Look below. Copy each line that has "with" in it.

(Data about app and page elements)
:::::
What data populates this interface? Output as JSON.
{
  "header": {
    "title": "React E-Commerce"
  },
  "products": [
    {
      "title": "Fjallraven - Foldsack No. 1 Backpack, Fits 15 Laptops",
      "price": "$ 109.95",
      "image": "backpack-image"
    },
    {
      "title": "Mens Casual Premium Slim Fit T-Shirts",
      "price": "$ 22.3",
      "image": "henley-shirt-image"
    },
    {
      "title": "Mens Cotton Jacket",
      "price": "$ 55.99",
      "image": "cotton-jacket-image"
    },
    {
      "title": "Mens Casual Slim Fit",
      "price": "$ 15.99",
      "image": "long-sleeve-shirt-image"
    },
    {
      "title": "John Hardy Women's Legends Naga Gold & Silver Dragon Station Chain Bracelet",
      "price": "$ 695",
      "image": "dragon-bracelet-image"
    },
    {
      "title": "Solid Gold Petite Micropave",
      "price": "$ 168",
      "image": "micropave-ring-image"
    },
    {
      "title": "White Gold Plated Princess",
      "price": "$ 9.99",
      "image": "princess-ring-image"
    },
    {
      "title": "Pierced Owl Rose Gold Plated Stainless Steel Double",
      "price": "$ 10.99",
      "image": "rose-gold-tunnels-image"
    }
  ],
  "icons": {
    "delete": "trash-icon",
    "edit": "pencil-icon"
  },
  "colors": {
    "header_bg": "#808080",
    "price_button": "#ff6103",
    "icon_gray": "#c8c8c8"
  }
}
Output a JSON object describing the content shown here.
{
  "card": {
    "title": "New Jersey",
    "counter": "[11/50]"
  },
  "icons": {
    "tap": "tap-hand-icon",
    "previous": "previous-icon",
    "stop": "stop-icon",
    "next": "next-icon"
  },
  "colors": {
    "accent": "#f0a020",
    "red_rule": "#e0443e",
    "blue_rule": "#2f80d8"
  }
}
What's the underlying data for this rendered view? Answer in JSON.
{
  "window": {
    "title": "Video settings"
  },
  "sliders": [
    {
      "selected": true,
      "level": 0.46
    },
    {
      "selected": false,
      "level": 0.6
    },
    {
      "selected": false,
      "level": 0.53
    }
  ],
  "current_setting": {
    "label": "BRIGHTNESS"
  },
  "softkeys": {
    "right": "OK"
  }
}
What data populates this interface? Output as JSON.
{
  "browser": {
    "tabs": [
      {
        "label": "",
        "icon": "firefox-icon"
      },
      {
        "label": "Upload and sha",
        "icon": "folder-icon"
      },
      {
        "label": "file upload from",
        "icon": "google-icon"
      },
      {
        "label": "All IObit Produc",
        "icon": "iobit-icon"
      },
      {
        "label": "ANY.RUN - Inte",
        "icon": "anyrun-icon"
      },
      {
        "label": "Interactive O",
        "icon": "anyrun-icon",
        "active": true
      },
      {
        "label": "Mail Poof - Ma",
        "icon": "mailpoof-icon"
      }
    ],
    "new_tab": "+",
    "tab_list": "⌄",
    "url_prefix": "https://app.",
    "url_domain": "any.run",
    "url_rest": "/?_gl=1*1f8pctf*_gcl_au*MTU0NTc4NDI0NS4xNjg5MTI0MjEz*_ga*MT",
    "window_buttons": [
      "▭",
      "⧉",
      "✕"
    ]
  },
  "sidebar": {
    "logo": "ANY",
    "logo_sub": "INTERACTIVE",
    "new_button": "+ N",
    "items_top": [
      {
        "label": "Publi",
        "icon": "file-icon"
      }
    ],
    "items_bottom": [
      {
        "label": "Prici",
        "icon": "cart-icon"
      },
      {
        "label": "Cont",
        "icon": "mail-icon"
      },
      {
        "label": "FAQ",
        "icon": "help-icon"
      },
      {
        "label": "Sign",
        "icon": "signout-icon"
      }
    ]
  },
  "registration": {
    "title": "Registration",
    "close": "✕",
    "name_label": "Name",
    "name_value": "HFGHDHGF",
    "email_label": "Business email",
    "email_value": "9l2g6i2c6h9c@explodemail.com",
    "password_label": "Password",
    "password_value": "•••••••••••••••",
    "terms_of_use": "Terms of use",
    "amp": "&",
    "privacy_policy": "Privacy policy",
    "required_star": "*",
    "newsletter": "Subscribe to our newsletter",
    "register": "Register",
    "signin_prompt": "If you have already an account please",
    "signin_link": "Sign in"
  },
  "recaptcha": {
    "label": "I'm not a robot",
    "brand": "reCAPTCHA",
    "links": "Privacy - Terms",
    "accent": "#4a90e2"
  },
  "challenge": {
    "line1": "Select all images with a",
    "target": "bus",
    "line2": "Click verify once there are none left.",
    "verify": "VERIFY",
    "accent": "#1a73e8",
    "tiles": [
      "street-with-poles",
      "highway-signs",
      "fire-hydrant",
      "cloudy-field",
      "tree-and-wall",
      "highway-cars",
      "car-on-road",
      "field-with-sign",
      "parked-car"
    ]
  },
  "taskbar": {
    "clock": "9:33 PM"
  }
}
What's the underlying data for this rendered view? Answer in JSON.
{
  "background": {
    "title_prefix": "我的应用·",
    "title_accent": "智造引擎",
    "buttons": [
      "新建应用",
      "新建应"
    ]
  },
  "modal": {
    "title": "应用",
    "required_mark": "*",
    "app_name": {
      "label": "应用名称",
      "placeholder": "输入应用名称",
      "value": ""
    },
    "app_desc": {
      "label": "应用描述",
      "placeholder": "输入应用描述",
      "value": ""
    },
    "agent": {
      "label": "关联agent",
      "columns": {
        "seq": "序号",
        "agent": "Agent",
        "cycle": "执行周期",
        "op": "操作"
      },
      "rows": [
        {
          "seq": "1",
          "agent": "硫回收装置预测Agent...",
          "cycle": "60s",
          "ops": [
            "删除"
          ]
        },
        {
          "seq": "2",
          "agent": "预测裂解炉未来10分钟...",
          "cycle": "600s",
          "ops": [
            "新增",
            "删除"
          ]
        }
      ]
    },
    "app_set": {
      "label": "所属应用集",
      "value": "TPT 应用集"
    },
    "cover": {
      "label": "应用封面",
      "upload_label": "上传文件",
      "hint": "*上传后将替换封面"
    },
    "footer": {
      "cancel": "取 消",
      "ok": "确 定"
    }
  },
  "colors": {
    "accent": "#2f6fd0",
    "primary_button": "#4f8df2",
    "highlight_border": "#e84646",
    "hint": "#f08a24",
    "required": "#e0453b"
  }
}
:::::
RESPONSE TO THIS EXERCISE:
    "line1": "Select all images with a",
      "street-with-poles",
      "field-with-sign",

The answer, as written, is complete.